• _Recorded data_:
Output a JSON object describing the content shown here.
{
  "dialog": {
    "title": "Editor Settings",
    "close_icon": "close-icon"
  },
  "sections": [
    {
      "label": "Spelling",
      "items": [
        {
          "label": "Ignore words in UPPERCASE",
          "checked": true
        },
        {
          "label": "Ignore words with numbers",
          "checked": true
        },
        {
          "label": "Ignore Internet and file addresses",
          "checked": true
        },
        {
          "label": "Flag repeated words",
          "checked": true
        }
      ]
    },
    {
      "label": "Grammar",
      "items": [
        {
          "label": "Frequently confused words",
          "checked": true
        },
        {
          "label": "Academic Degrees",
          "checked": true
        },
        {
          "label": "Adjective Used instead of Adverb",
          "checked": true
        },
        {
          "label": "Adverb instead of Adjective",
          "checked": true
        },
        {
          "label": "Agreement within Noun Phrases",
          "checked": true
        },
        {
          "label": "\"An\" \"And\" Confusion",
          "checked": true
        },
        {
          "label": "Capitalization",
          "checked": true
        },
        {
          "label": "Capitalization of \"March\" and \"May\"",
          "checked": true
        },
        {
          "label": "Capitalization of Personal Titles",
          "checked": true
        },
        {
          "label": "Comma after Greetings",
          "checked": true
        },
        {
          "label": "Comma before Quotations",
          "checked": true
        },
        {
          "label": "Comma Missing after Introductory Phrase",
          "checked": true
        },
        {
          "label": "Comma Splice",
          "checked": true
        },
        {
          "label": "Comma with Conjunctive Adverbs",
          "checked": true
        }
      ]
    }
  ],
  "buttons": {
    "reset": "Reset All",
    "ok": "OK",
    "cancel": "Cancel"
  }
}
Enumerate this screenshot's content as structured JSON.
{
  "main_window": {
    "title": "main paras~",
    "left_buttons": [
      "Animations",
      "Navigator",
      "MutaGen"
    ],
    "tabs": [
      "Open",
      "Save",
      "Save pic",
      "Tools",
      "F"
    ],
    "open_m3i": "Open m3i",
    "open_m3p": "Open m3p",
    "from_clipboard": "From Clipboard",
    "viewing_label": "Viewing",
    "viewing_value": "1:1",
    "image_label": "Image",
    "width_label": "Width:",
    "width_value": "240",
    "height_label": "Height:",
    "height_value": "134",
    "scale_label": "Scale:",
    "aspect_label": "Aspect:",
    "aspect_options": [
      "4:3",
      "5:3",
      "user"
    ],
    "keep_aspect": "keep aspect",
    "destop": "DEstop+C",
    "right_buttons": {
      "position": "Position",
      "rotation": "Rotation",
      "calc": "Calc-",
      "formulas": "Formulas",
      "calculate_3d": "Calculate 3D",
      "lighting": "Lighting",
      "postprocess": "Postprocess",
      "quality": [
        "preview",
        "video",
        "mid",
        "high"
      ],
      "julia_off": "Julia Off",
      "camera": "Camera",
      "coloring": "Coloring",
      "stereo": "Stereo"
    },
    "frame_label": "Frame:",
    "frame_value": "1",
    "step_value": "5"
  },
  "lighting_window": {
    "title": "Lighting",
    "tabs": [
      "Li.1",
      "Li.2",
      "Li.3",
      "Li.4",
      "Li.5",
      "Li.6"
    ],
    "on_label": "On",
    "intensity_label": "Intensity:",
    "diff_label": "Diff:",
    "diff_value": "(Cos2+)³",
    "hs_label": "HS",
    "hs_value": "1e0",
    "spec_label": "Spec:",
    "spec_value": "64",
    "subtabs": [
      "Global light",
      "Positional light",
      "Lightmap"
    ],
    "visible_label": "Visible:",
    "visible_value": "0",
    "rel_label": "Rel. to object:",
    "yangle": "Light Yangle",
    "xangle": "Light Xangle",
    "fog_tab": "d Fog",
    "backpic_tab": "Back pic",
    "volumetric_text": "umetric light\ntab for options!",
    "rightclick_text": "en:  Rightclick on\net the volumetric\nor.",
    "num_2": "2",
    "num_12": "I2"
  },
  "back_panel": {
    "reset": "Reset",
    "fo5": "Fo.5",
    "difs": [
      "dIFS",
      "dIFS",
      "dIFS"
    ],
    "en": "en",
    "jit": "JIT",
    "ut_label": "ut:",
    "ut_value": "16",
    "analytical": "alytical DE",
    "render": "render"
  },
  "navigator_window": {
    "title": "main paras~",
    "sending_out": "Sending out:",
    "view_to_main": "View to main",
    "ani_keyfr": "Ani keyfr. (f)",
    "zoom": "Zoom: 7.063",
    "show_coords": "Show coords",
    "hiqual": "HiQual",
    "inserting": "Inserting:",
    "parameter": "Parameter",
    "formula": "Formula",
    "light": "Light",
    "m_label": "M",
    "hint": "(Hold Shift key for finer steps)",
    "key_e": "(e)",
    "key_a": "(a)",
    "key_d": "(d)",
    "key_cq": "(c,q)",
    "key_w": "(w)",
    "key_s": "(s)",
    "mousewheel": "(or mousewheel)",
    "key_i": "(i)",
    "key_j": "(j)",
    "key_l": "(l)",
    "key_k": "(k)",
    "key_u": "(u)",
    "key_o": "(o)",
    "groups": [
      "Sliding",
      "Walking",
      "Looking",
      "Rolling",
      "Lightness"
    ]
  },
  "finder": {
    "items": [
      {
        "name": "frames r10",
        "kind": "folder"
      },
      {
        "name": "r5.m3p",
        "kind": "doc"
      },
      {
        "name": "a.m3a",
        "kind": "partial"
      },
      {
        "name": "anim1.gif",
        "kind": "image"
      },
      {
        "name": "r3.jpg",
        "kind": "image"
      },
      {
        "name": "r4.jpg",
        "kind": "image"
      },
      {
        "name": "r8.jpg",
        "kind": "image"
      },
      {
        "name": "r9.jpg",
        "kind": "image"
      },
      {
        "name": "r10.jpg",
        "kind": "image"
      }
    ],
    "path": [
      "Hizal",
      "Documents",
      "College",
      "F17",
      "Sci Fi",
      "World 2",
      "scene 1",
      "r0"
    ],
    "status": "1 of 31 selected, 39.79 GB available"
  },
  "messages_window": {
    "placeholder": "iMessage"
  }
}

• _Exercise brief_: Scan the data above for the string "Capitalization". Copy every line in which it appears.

• _Task output_:
          "label": "Capitalization",
          "label": "Capitalization of \"March\" and \"May\"",
          "label": "Capitalization of Personal Titles",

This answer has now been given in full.